It was pretty quiet down on the seafront and I only saw a couple of other runners, which is quite unusual, although perhaps not that surprising given the current temperature and the fact that it’s Friday evening. Still, that didn’t bother me too much. I was more concerned with getting my run done as quickly as possible so that I could get home and warm again.
I set off at a fairly decent pace, completing the first 3K in 18:52, which is pretty fast for me. So much so, that by the 4th kilometre I was starting to feel a bit tired and decided to take a short walk break. I still managed to pick up the pace again, completing the 4th a couple of seconds faster than the 1st.
By the 5th kilometre I knew that I was’t going to get close to my PB, so I took another short walk break before picking up the pace again to complete the distance in 31:32. Not my best time, but certainly better than average so I’m happy with that.
All in all, the training is coming along nicely. The big test will be tomorrow though, when I plan to do my longest run so far. Let’s hope the wind and rain hold off… for the morning at least!
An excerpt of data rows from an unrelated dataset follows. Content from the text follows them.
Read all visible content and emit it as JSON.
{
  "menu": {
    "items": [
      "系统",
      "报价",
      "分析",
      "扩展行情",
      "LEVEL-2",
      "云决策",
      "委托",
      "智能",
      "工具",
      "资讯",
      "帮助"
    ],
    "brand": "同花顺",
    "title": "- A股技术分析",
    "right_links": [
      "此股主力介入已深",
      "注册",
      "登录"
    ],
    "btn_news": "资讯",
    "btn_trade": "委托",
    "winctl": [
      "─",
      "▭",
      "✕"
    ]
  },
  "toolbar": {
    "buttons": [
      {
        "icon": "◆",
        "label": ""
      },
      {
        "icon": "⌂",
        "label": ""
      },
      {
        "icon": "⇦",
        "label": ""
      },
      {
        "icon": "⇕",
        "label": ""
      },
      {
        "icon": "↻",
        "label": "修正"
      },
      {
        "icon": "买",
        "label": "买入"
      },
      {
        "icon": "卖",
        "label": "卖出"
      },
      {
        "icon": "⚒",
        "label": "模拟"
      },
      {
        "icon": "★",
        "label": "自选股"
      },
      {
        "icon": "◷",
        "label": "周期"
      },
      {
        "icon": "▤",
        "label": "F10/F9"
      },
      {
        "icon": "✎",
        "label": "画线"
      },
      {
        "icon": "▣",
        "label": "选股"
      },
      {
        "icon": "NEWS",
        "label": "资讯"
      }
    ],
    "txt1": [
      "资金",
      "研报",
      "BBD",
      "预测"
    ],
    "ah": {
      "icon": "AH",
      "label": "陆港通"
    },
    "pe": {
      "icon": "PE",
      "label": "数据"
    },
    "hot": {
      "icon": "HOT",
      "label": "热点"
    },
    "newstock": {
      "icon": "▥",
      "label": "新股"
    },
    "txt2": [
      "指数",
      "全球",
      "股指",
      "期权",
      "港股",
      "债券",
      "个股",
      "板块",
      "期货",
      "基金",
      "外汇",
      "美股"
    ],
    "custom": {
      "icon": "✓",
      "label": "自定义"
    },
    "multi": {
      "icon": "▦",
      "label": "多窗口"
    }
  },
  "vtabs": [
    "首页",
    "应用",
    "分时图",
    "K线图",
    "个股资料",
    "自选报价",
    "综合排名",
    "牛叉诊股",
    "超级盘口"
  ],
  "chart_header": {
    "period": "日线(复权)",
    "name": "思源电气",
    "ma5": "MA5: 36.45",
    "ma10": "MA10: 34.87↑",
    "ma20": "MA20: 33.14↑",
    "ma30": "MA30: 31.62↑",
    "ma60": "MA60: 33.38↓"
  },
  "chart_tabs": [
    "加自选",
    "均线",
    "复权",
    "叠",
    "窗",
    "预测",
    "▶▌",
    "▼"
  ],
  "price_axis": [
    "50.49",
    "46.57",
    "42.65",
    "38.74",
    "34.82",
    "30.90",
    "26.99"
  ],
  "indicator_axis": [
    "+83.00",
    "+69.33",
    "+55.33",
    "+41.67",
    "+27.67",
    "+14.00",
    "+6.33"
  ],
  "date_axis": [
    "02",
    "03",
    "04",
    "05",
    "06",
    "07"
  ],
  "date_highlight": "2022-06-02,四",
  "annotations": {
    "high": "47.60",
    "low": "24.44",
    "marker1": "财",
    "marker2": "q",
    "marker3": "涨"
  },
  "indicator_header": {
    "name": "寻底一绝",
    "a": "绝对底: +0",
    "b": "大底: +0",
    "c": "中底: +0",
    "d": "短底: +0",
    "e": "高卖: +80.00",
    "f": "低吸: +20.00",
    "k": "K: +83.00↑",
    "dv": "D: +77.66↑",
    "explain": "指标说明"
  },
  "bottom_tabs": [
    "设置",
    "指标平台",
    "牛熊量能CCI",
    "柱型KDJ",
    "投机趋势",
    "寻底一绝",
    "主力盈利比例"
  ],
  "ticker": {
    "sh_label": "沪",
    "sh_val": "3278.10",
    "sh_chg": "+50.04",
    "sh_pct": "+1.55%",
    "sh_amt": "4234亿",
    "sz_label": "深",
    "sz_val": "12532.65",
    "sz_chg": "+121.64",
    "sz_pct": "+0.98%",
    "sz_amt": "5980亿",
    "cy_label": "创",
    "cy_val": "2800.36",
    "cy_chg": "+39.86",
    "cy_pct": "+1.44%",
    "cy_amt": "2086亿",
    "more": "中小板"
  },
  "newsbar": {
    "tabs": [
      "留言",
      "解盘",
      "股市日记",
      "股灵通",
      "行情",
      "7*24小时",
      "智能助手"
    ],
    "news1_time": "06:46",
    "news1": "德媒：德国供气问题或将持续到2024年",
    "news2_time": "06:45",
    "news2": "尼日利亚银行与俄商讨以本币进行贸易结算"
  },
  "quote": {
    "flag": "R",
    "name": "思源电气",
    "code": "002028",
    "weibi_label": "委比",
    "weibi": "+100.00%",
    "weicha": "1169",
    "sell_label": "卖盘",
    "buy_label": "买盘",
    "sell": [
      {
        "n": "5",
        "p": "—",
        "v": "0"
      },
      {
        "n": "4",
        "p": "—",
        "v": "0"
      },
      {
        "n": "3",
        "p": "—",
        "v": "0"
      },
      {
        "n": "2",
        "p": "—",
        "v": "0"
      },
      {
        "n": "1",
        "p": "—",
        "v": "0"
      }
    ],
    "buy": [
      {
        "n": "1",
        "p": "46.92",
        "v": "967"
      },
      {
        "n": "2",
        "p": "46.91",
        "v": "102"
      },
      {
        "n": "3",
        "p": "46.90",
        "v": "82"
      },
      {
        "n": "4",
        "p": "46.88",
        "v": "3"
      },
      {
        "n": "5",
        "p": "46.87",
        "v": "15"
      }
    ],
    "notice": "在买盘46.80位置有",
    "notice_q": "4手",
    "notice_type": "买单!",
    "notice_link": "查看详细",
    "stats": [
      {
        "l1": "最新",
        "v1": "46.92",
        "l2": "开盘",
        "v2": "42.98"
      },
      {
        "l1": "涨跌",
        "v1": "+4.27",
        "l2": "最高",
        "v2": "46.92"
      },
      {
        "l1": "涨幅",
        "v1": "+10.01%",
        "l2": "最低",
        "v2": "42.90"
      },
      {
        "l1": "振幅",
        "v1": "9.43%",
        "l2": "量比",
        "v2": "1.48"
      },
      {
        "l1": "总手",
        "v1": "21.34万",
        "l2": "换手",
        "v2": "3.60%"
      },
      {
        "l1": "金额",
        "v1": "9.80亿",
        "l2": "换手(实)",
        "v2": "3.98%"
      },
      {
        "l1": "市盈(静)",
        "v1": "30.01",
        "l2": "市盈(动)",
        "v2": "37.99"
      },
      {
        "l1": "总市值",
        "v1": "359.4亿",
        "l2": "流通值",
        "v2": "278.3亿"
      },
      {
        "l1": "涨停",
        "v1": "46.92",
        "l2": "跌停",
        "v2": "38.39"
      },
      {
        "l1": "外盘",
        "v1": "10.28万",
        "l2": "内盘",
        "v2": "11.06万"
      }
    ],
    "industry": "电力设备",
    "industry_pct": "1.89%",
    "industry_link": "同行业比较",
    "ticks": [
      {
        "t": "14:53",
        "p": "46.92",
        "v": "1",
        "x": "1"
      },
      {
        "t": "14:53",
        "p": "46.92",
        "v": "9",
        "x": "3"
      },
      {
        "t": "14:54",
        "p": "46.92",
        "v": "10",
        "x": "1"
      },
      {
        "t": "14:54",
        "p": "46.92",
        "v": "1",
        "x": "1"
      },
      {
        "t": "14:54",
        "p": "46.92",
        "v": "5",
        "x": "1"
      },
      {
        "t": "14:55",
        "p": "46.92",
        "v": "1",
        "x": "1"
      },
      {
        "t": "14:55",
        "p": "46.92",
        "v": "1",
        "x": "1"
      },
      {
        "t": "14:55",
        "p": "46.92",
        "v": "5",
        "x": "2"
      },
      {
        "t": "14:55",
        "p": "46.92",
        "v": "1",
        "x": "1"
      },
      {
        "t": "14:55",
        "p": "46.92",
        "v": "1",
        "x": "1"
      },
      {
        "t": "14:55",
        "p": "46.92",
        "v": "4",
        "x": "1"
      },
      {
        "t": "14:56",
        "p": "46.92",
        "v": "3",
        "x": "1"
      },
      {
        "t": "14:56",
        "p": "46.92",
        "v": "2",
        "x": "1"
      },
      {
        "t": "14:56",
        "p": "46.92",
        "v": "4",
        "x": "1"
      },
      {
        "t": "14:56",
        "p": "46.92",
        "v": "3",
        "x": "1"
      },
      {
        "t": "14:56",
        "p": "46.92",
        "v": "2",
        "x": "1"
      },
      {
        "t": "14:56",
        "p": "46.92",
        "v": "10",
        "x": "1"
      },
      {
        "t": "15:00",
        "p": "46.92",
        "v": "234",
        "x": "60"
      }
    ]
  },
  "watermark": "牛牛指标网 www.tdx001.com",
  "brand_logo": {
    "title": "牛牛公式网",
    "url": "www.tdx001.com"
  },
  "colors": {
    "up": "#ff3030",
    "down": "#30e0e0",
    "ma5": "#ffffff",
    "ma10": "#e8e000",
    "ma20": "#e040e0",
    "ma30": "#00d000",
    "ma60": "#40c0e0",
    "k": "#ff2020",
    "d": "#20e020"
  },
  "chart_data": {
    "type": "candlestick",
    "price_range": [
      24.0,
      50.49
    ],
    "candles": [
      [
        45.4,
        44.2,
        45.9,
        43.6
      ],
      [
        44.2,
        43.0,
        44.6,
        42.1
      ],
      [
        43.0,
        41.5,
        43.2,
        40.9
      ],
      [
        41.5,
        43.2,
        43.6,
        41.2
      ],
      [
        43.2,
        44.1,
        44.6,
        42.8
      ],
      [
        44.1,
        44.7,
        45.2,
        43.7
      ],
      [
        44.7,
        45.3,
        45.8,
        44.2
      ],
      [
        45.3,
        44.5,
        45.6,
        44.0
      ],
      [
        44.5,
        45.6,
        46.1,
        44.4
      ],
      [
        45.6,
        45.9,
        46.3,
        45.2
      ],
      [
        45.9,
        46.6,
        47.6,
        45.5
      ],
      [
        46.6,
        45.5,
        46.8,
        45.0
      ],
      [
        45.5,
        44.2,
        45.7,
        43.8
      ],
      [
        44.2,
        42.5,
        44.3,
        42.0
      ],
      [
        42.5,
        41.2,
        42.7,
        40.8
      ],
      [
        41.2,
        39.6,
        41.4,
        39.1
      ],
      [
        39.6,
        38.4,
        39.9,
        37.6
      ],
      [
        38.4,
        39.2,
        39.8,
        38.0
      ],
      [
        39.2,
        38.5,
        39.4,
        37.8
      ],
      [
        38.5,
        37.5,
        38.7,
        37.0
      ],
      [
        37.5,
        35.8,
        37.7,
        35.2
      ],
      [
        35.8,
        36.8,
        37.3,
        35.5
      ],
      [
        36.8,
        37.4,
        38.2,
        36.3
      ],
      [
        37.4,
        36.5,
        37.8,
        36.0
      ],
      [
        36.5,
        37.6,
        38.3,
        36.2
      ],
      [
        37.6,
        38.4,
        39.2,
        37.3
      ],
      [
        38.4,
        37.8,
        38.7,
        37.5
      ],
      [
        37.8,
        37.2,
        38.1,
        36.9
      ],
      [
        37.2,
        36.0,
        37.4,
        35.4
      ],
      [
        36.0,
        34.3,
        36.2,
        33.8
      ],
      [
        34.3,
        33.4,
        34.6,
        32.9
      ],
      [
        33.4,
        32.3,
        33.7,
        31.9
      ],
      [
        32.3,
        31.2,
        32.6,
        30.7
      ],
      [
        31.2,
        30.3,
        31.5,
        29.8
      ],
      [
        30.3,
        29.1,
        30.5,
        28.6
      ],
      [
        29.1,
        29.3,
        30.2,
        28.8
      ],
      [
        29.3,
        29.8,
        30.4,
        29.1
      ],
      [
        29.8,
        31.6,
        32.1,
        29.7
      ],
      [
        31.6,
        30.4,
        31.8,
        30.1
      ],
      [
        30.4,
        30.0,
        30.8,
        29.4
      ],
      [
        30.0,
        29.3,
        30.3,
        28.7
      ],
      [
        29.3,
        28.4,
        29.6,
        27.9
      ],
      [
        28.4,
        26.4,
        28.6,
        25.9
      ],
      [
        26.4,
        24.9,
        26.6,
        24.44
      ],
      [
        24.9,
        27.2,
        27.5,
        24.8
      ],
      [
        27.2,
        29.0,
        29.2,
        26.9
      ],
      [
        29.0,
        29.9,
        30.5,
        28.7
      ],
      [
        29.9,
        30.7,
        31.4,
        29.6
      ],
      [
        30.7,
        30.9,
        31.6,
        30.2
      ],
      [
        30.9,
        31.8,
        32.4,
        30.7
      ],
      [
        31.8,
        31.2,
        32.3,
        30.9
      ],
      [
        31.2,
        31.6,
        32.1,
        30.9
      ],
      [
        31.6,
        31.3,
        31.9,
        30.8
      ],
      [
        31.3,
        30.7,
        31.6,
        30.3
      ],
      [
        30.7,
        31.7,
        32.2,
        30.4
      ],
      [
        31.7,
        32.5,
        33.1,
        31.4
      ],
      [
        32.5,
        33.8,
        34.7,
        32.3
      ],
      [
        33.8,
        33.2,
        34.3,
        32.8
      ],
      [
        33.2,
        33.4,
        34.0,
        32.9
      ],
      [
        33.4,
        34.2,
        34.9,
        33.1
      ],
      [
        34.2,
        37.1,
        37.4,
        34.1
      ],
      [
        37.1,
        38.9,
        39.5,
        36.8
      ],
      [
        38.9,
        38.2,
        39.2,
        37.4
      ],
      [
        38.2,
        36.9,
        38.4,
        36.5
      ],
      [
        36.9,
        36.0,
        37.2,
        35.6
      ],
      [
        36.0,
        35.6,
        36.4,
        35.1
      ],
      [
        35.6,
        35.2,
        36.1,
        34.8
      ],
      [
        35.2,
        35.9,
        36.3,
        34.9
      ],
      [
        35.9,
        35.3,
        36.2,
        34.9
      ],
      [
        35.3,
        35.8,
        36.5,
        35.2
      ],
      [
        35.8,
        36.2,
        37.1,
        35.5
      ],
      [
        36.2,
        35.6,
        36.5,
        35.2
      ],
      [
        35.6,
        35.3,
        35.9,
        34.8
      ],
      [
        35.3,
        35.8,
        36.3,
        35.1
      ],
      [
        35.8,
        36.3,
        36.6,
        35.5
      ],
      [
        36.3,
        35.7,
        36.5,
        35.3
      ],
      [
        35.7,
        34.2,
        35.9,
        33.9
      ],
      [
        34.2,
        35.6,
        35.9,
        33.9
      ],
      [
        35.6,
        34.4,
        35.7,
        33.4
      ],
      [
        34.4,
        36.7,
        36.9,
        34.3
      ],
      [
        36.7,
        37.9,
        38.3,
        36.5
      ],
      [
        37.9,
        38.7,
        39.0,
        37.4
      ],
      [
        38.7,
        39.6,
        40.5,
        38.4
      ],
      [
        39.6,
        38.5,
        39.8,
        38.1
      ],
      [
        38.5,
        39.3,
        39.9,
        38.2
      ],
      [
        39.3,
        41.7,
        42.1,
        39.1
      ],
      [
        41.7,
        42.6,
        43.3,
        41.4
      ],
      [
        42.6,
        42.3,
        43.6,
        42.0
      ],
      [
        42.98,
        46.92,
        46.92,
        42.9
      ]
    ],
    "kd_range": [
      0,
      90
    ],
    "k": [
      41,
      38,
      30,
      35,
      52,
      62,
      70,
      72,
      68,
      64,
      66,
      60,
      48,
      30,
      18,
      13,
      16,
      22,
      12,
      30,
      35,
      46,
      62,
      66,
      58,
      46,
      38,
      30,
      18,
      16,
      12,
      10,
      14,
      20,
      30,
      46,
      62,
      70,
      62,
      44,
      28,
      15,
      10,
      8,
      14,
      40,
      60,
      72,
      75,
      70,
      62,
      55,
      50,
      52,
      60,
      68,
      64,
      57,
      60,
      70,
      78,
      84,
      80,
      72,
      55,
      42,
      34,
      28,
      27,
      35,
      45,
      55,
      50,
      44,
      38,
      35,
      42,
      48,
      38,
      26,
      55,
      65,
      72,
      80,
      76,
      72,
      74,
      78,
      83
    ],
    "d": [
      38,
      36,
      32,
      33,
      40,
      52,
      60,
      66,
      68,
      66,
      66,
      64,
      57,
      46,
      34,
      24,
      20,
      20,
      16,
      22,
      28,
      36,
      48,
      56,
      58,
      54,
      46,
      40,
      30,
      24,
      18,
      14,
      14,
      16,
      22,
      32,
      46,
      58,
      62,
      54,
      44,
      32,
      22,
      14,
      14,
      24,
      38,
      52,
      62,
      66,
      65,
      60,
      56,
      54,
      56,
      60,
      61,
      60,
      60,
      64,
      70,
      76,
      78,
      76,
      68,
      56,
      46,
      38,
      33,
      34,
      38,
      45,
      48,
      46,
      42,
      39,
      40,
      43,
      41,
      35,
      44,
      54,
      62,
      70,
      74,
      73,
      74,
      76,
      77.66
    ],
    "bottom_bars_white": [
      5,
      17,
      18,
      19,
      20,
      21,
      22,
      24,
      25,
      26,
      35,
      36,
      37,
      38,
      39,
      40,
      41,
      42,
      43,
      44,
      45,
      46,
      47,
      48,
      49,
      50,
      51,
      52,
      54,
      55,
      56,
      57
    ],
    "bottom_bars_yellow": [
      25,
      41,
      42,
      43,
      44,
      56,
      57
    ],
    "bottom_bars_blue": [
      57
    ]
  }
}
How’s your training going? Are you getting your runs in despite the weather? Please share your thoughts in the comments.